Of course. The Sunday morning work also allows me to further prep my pile for the coming load of grass clippings that will transform the heap, still largely composed of leaf mold, into a finished product of humus.
Since excavating my pile last weekend, and stuffing and fluffing it, two days of rain mid-week have caused it to sag back into itself, especially the front slope. Time to toss it once again.
First I dig around the perimeter of the top of my pile with the pitchfork to rebuild a berm along both log walls. It’s steamy and fragrant in a loamy, good way, and the loose leaf litter is flecked with earthworms. Next, picking a spot high along the saggy front slope, I tease out more forkfuls of mushy leaf mold to fashion a new facade. Behind this ridgeline a void opens, into which I dump the bin of compost from the kindergartners, the buckets of kitchen refuse and the shaggy green hay from the bottom of the rabbit hutch.
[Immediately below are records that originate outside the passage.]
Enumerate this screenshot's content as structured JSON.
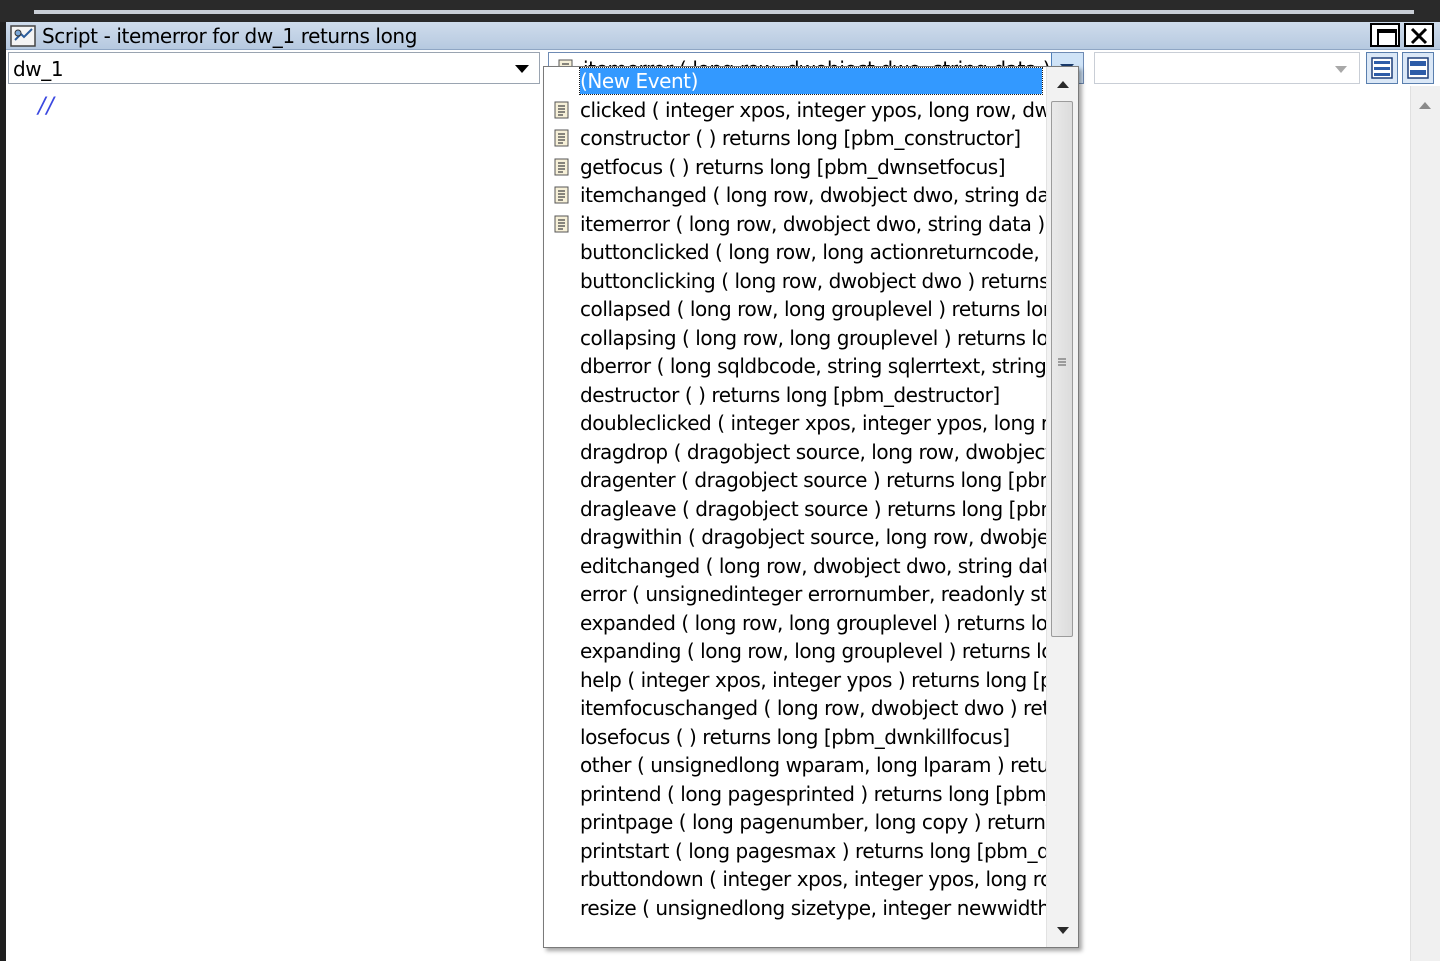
{
  "window": {
    "title": "Script - itemerror for dw_1 returns long"
  },
  "toolbar": {
    "object_value": "dw_1",
    "event_value": "itemerror ( long row, dwobject dwo, string data )",
    "ancestor_value": ""
  },
  "editor": {
    "code": "//"
  },
  "event_list": [
    {
      "label": "(New Event)",
      "icon": false,
      "selected": true
    },
    {
      "label": "clicked ( integer xpos, integer ypos, long row, dwobject dwo )",
      "icon": true
    },
    {
      "label": "constructor ( ) returns long [pbm_constructor]",
      "icon": true
    },
    {
      "label": "getfocus ( ) returns long [pbm_dwnsetfocus]",
      "icon": true
    },
    {
      "label": "itemchanged ( long row, dwobject dwo, string data )",
      "icon": true
    },
    {
      "label": "itemerror ( long row, dwobject dwo, string data )",
      "icon": true
    },
    {
      "label": "buttonclicked ( long row, long actionreturncode, dwobject dwo )",
      "icon": false
    },
    {
      "label": "buttonclicking ( long row, dwobject dwo ) returns long",
      "icon": false
    },
    {
      "label": "collapsed ( long row, long grouplevel ) returns long",
      "icon": false
    },
    {
      "label": "collapsing ( long row, long grouplevel ) returns long",
      "icon": false
    },
    {
      "label": "dberror ( long sqldbcode, string sqlerrtext, string sqlsyntax )",
      "icon": false
    },
    {
      "label": "destructor ( ) returns long [pbm_destructor]",
      "icon": false
    },
    {
      "label": "doubleclicked ( integer xpos, integer ypos, long row, dwobject dwo )",
      "icon": false
    },
    {
      "label": "dragdrop ( dragobject source, long row, dwobject dwo )",
      "icon": false
    },
    {
      "label": "dragenter ( dragobject source ) returns long [pbm_dragenter]",
      "icon": false
    },
    {
      "label": "dragleave ( dragobject source ) returns long [pbm_dragleave]",
      "icon": false
    },
    {
      "label": "dragwithin ( dragobject source, long row, dwobject dwo )",
      "icon": false
    },
    {
      "label": "editchanged ( long row, dwobject dwo, string data )",
      "icon": false
    },
    {
      "label": "error ( unsignedinteger errornumber, readonly string errortext )",
      "icon": false
    },
    {
      "label": "expanded ( long row, long grouplevel ) returns long",
      "icon": false
    },
    {
      "label": "expanding ( long row, long grouplevel ) returns long",
      "icon": false
    },
    {
      "label": "help ( integer xpos, integer ypos ) returns long [pbm_help]",
      "icon": false
    },
    {
      "label": "itemfocuschanged ( long row, dwobject dwo ) returns long",
      "icon": false
    },
    {
      "label": "losefocus ( ) returns long [pbm_dwnkillfocus]",
      "icon": false
    },
    {
      "label": "other ( unsignedlong wparam, long lparam ) returns long",
      "icon": false
    },
    {
      "label": "printend ( long pagesprinted ) returns long [pbm_dwnprintend]",
      "icon": false
    },
    {
      "label": "printpage ( long pagenumber, long copy ) returns long",
      "icon": false
    },
    {
      "label": "printstart ( long pagesmax ) returns long [pbm_dwnprintstart]",
      "icon": false
    },
    {
      "label": "rbuttondown ( integer xpos, integer ypos, long row, dwobject dwo )",
      "icon": false
    },
    {
      "label": "resize ( unsignedlong sizetype, integer newwidth, integer newheight )",
      "icon": false
    }
  ],
  "colors": {
    "selection": "#3399ff",
    "comment": "#3b48e0",
    "titlebar": "#b6c9e0"
  }
}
The bits of colored shells of easter eggs and wattled husks of avocado skins mix easily and deeply with the warm, musty leaf mold. The tine of the pitchfork snags a tangled mess of seaweed wrapped in the remains of a flounder rig, which I pull out and set aside. Another pitchfork plunge produces an old tennis ball stuck between the tines. I don’t know how long it’s been buried, but when I toss it out onto the lawn, the dog, who waits patiently next to my pile, happily retrieves it. Otherwise, I see little evidence of past insertions of compostibles, even from a week ago.
I walk around the back side of my pile to mine the strip of leaves along the rear wall. Last weekend, I’d carved down about halfway, creating a bench of sorts. Reaching over the wire fence, I plunge the pitchfork into the caches of dry brittle leaves in the two corners and toss the crumbly leaves onto the top. Having excavated two rows of leaves already this spring, I’ve reached the inner sanctum of my pile, unearthing the swath of leaves mower-mulched by my across-the-street neighbor and dragged up onto the pile en masse. The crumbly leaves are easy to extract and make good fresh fodder to spread across the top of my pile.
I dig out this back bench of leaf mold all the way to the ground, fashioning a vertical wall that is moist and rich in the center. The two tallest logs along the back, now unbound by the crush of leaves, yet still connected by the length of wire fencing stapled to their decaying skins of bark, teeter in place. I rock one of the log pilings loose from its mooring and examine the impression it has made upon my pile. Where log has faced leaf mold for these past few months is a vein of rich, dark crumbly rot, seething with roly-polys. The log is rotting away faster than the leaves; it’s another sign of how the log walls of my pile help seed my pile with the microbial actors so important to decay. I set the log back in place, and shore up its footing by kicking a wedge of firewood underneath it.
I finish the half-hour’s work on my pile by tidying up the front, trimming a row of loose moldy leaves from the base to stack up onto the top. My pile is now less a heap than a construct. Once wide and sprawling, it’s now tall and compact. My pile is steadily consuming itself, a process of entropy and attrition aided by my fididdling of pulling layers of raw, even untouched leaves from these lower reaches out to upper edges and top. My goal, as always, is to keep my pile chest-high by borrowing from the front and back, in the process basically turning the heap inside out and upside down. Wandering in place.
It is child’s play, this playing in the dirt. I’ll soon add insertions of green grass clippings from the season’s first mow and further kitchen scraps and what else as I go, to thoroughly mix the old brown leaves that have been entombed since the fall with the fresh growth of spring. I’m continually thankful that my pile keeps me connected to such simple pleasures, and with mother earth.